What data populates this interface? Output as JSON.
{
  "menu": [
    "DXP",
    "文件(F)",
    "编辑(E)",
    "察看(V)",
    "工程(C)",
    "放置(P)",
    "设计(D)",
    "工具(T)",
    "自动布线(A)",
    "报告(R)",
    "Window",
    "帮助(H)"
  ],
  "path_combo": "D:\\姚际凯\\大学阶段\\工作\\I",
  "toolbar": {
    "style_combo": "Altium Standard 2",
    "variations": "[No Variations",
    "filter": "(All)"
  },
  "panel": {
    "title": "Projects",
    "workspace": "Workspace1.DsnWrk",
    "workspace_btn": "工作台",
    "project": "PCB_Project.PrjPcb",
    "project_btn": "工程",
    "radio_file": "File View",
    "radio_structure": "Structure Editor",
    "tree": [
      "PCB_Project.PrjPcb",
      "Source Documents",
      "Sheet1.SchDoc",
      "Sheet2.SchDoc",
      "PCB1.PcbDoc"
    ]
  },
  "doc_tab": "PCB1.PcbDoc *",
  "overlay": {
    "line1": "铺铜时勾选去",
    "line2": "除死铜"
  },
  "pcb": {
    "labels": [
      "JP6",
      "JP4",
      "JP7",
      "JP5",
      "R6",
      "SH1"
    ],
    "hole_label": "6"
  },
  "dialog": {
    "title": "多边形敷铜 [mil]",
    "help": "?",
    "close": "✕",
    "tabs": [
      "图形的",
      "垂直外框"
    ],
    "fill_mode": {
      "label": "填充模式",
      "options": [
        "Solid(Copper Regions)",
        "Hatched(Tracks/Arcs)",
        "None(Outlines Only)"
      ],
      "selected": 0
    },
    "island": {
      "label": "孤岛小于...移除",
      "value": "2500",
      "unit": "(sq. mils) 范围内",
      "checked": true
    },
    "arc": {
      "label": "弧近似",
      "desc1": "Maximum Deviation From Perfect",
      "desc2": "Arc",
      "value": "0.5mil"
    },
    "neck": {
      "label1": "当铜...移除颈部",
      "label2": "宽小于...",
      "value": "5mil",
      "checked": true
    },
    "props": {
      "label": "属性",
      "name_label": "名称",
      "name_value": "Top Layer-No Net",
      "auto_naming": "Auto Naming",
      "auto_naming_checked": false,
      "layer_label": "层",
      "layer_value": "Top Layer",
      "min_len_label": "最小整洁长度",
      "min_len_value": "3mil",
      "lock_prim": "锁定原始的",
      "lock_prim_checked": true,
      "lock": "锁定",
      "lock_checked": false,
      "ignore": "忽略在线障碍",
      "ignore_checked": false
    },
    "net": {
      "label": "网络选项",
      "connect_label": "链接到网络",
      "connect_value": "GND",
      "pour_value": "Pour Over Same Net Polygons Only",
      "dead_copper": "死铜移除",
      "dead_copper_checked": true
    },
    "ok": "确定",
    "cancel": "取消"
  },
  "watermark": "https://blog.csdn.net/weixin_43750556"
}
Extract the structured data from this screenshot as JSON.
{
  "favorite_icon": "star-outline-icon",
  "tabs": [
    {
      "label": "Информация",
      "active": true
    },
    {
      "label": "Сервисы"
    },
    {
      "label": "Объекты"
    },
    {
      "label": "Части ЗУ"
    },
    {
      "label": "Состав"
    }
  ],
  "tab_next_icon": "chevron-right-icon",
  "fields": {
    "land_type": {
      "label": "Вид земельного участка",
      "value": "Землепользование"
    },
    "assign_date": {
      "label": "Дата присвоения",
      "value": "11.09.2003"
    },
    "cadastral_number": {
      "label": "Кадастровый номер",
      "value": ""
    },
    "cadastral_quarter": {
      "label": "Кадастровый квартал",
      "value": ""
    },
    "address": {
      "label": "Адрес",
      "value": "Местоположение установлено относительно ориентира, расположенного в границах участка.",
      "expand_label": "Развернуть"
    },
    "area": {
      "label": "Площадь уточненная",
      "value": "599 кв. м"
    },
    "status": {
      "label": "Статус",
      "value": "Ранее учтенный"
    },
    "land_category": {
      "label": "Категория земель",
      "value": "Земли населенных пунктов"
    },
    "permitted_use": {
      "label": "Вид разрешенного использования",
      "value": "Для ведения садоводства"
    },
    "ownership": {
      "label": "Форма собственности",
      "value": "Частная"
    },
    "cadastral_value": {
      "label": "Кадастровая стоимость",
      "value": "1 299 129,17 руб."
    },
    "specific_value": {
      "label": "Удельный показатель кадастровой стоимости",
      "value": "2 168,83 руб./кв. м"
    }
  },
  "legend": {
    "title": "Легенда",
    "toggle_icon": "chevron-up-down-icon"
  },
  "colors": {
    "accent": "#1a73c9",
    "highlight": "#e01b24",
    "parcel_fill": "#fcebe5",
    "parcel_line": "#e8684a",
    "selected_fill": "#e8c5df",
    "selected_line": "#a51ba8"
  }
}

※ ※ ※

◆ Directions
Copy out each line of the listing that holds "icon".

◆ Response below
  "favorite_icon": "star-outline-icon",
  "tab_next_icon": "chevron-right-icon",
    "toggle_icon": "chevron-up-down-icon"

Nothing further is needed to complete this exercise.